In response to the
attacks on September 11, 2001, artist members of The Church of St. Paul
and St. Andrew (SPSA) created "September 11: In Our Own Words," a creative
service for healing that used interviews from their church members, newly
composed music, spirituals, musical theater, hymns, folk music and modern
dance. The work was presented at SPSA and at an interfaith service with
B'nai Jeshurun. It also was performed at the New York Annual (Methodist)
Conference at Hofstra University and at Nantucket United Methodist Church
in the summer of 2002 and was very well-received.
enthusiastic response, the project's director felt that lingering
questions about September 11 remained to be explored: How could this group of people hate us so
much as to attack? How can our world of differing faiths be so disjunctive
that we don't understand where and how the other lives and experiences
life? Can we really be that far apart? How can we learn more about each
others' faiths and backgrounds? How can we meet and find a wider path on
which to walk together?
Jeshurun (BJ) and The Church of St. Paul and St. Andrew (SPSA) joined
together with member artists of the American Sufi Muslim Association (ASMA),
The Dialogue Project, and Muslims Against Terrorism (MAT) to develop a
creative program to focus on interfaith relations before and after
September 11, 2001.
developed 22 interview questions and established contact with individuals
who agreed to be interviewed.
goal for the interview process was to find the true multi-faith voices of
New York City.
interfaith interviewing team included 18 individuals who met one-on-one
with more than 100 New Yorkers.
organizations and friends reached out to a wide variety of New Yorkers in
all five boroughs.
demographic mix of interviewees fairly represented gender, race and a
range of religious practices within each major monotheistic faith in New
Sufi and Shii Muslims, Reform, Conservative, Orthodox and Hassidic Jews,
and Baptist, Lutheran, Catholic, Methodist, and Pentecostal Christians (as
well as agnostics, atheists and interfaith couples) were interviewed. These
included New Yorkers with histories from Pakistan, India, Bangladesh,
Yemen, Afghanistan, Iraq, Egypt, Israel, Turkey, Austria, Puerto Rico,
Argentina and more.
one-on-one interview experience allowed barriers to break down, and
participants established many lasting relationships.
The interviews were
transcribed and the writers developed the material into an 80-minute
theater piece, titled "SAME DIFFERENCE: NYC Faith Stories in Words, Music
and Dance." With theater as the medium of expression, the audience heard
often harsh truths in the words of community members spoken by a third
person (the actor) in a safe environment. This distancing mechanism
actually allowed the audience to get closer to the meat of its dissonance
and conflicts more readily than would normally be possible. SAME
DIFFERENCE played in January 2003 to sold-out audiences and prompted an
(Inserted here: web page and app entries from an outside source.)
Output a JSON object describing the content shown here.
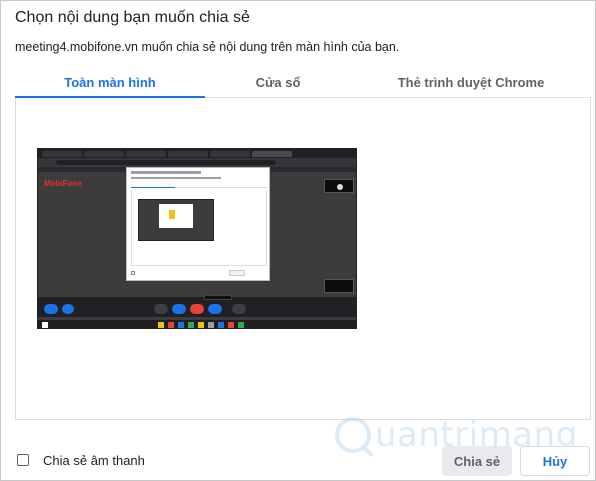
{
  "dialog": {
    "title": "Chọn nội dung bạn muốn chia sẻ",
    "subtitle": "meeting4.mobifone.vn muốn chia sẻ nội dung trên màn hình của bạn."
  },
  "tabs": [
    {
      "label": "Toàn màn hình",
      "active": true
    },
    {
      "label": "Cửa sổ",
      "active": false
    },
    {
      "label": "Thẻ trình duyệt Chrome",
      "active": false
    }
  ],
  "preview": {
    "logo_text": "MobiFone",
    "icon": "screen-preview-thumbnail"
  },
  "footer": {
    "share_audio_label": "Chia sẻ âm thanh",
    "share_audio_checked": false,
    "share_button": "Chia sẻ",
    "cancel_button": "Hủy"
  },
  "watermark": {
    "text": "uantrimang"
  },
  "colors": {
    "accent": "#1a73e8",
    "disabled_button_bg": "#e8eaed",
    "meet_dark": "#3c3c3c"
  }
}
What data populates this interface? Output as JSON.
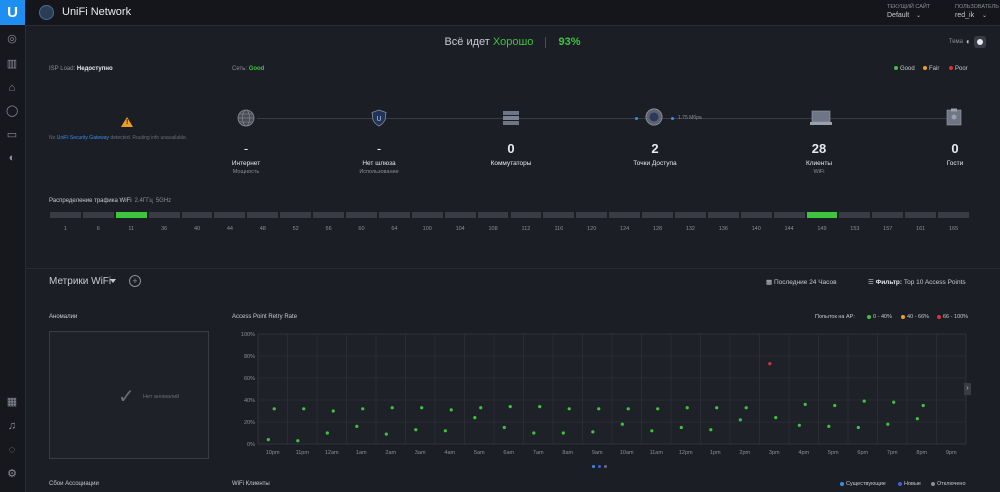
{
  "app": {
    "logo_letter": "U",
    "title": "UniFi Network"
  },
  "header": {
    "site_label": "ТЕКУЩИЙ САЙТ",
    "site_value": "Default",
    "user_label": "ПОЛЬЗОВАТЕЛЬ",
    "user_value": "red_ik"
  },
  "status": {
    "prefix": "Всё идет",
    "word": "Хорошо",
    "percent": "93%"
  },
  "theme": {
    "label": "Тема"
  },
  "isp": {
    "label": "ISP Load:",
    "value": "Недоступно",
    "msg_prefix": "No",
    "msg_link": "UniFi Security Gateway",
    "msg_suffix": "detected. Routing info unavailable."
  },
  "network": {
    "label": "Сеть:",
    "value": "Good"
  },
  "health_legend": [
    {
      "label": "Good",
      "color": "#3ec43e"
    },
    {
      "label": "Fair",
      "color": "#f0a020"
    },
    {
      "label": "Poor",
      "color": "#e03030"
    }
  ],
  "hubs": [
    {
      "value": "-",
      "label": "Интернет",
      "sub": "Мощность",
      "icon": "globe-icon"
    },
    {
      "value": "-",
      "label": "Нет шлюза",
      "sub": "Использование",
      "icon": "shield-icon"
    },
    {
      "value": "0",
      "label": "Коммутаторы",
      "sub": "",
      "icon": "switch-icon"
    },
    {
      "value": "2",
      "label": "Точки Доступа",
      "sub": "",
      "icon": "access-point-icon"
    },
    {
      "value": "28",
      "label": "Клиенты",
      "sub": "WiFi",
      "icon": "laptop-icon"
    },
    {
      "value": "0",
      "label": "Гости",
      "sub": "",
      "icon": "badge-icon"
    }
  ],
  "ap_speed": "1.75 Мбра",
  "wifi_dist": {
    "title": "Распределение трафика WiFi",
    "band1": "2.4ГГц",
    "band2": "5GHz"
  },
  "channels": {
    "ch24": [
      "1",
      "6",
      "11"
    ],
    "ch5": [
      "36",
      "40",
      "44",
      "48",
      "52",
      "56",
      "60",
      "64",
      "100",
      "104",
      "108",
      "112",
      "116",
      "120",
      "124",
      "128",
      "132",
      "136",
      "140",
      "144",
      "149",
      "153",
      "157",
      "161",
      "165"
    ],
    "active": [
      "11",
      "149"
    ]
  },
  "metrics": {
    "title": "Метрики WiFi",
    "period": "Последние 24 Часов",
    "filter_label": "Фильтр:",
    "filter_value": "Top 10 Access Points"
  },
  "anomalies": {
    "title": "Аномалии",
    "empty": "Нет аномалий"
  },
  "retry_chart": {
    "title": "Access Point Retry Rate",
    "legend_label": "Попыток на AP:"
  },
  "chart_data": {
    "type": "scatter",
    "title": "Access Point Retry Rate",
    "x": [
      "10pm",
      "11pm",
      "12am",
      "1am",
      "2am",
      "3am",
      "4am",
      "5am",
      "6am",
      "7am",
      "8am",
      "9am",
      "10am",
      "11am",
      "12pm",
      "1pm",
      "2pm",
      "3pm",
      "4pm",
      "5pm",
      "6pm",
      "7pm",
      "8pm",
      "9pm"
    ],
    "ylim": [
      0,
      100
    ],
    "yticks": [
      "100%",
      "80%",
      "60%",
      "40%",
      "20%",
      "0%"
    ],
    "grid": true,
    "legend": [
      {
        "label": "0 - 40%",
        "color": "#3ec43e"
      },
      {
        "label": "40 - 66%",
        "color": "#f0a020"
      },
      {
        "label": "66 - 100%",
        "color": "#e03030"
      }
    ],
    "series": [
      {
        "values": [
          32,
          32,
          30,
          32,
          33,
          33,
          31,
          33,
          34,
          34,
          32,
          32,
          32,
          32,
          33,
          33,
          33,
          24,
          36,
          35,
          39,
          38,
          35,
          null
        ]
      },
      {
        "values": [
          4,
          3,
          10,
          16,
          9,
          13,
          12,
          24,
          15,
          10,
          10,
          11,
          18,
          12,
          15,
          13,
          22,
          null,
          17,
          16,
          15,
          18,
          23,
          null
        ]
      },
      {
        "values": [
          null,
          null,
          null,
          null,
          null,
          null,
          null,
          null,
          null,
          null,
          null,
          null,
          null,
          null,
          null,
          null,
          null,
          73,
          null,
          null,
          null,
          null,
          null,
          null
        ]
      }
    ]
  },
  "footer": {
    "assoc_title": "Сбои Ассоциации",
    "clients_title": "WiFi Клиенты",
    "legend": [
      {
        "label": "Существующие",
        "color": "#3a8ee6"
      },
      {
        "label": "Новые",
        "color": "#3a5fe0"
      },
      {
        "label": "Отключено",
        "color": "#8b8e99"
      }
    ]
  }
}
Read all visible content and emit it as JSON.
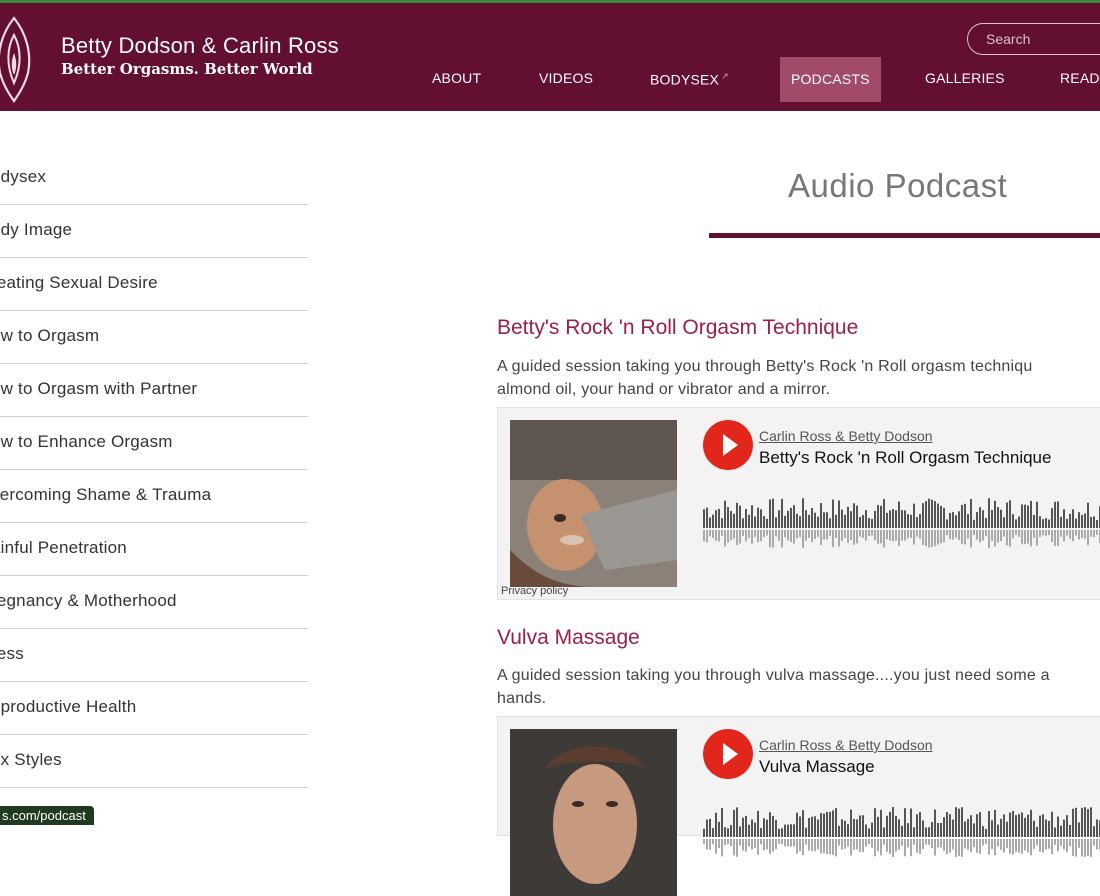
{
  "header": {
    "site_title": "Betty Dodson & Carlin Ross",
    "tagline": "Better Orgasms. Better World",
    "search_placeholder": "Search",
    "nav": [
      "ABOUT",
      "VIDEOS",
      "BODYSEX",
      "PODCASTS",
      "GALLERIES",
      "READ"
    ],
    "active_nav": "PODCASTS"
  },
  "sidebar": {
    "items": [
      "odysex",
      "ody Image",
      "reating Sexual Desire",
      "ow to Orgasm",
      "ow to Orgasm with Partner",
      "ow to Enhance Orgasm",
      "vercoming Shame & Trauma",
      "ainful Penetration",
      "regnancy & Motherhood",
      "ress",
      "eproductive Health",
      "ex Styles"
    ]
  },
  "main": {
    "page_title": "Audio Podcast",
    "episodes": [
      {
        "title": "Betty's Rock 'n Roll Orgasm Technique",
        "description_line1": "A guided session taking you through Betty's Rock 'n Roll orgasm techniqu",
        "description_line2": "almond oil, your hand or vibrator and a mirror.",
        "author": "Carlin Ross & Betty Dodson",
        "track": "Betty's Rock 'n Roll Orgasm Technique",
        "privacy": "Privacy policy"
      },
      {
        "title": "Vulva Massage",
        "description_line1": "A guided session taking you through vulva massage....you just need some a",
        "description_line2": "hands.",
        "author": "Carlin Ross & Betty Dodson",
        "track": "Vulva Massage"
      }
    ]
  },
  "status_bar": {
    "url": "s.com/podcast"
  },
  "colors": {
    "header": "#620f32",
    "active_nav": "#a24a69",
    "episode_title": "#9a1f4f",
    "play": "#e3261b"
  }
}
overwhelmingly positive response from educators, clergy, media groups and
interfaith activists who want to bring the work and its methodology to
Although SPSA and BJ
have a long association (the Methodist congregation opened its doors and
sanctuary to the Jewish congregants after the synagogue's roof caved in a
decade ago) SAME DIFFERENCE has deepened and expanded this relationship.
The American Sufi Muslim Association (ASMA) has now joined these two
congregations to establish an ongoing interfaith committee. This committee
plans joint educational and social events throughout the year. One of
these is the Cordoba Bread Project, through which group members come
together to break bread, share cultures, and celebrate the tradition of
peace and coexistence that existed in medieval Cordoba, Spain. ASMA holds
educational and fellowship outreach events at SPSA. And the participants
have come together in BJ's sukkah during the autumn festival of Sukkot,
for an interfaith Passover seder in the spring, and at SPSA's Christmas
Eve service. Additionally, clerics from the three congregations attend
each others' services to share their traditions and worship experiences.
This has enabled individuals from the three congregations to get to know
one another on personal basis, thus intensifying their understanding of
each others' faiths. To members of
SPSA, BJ, and ASMA, the title SAME DIFFERENCE has great resonance, for
although each religion is different in its approach to culture and faith,
each meets the same basic needs.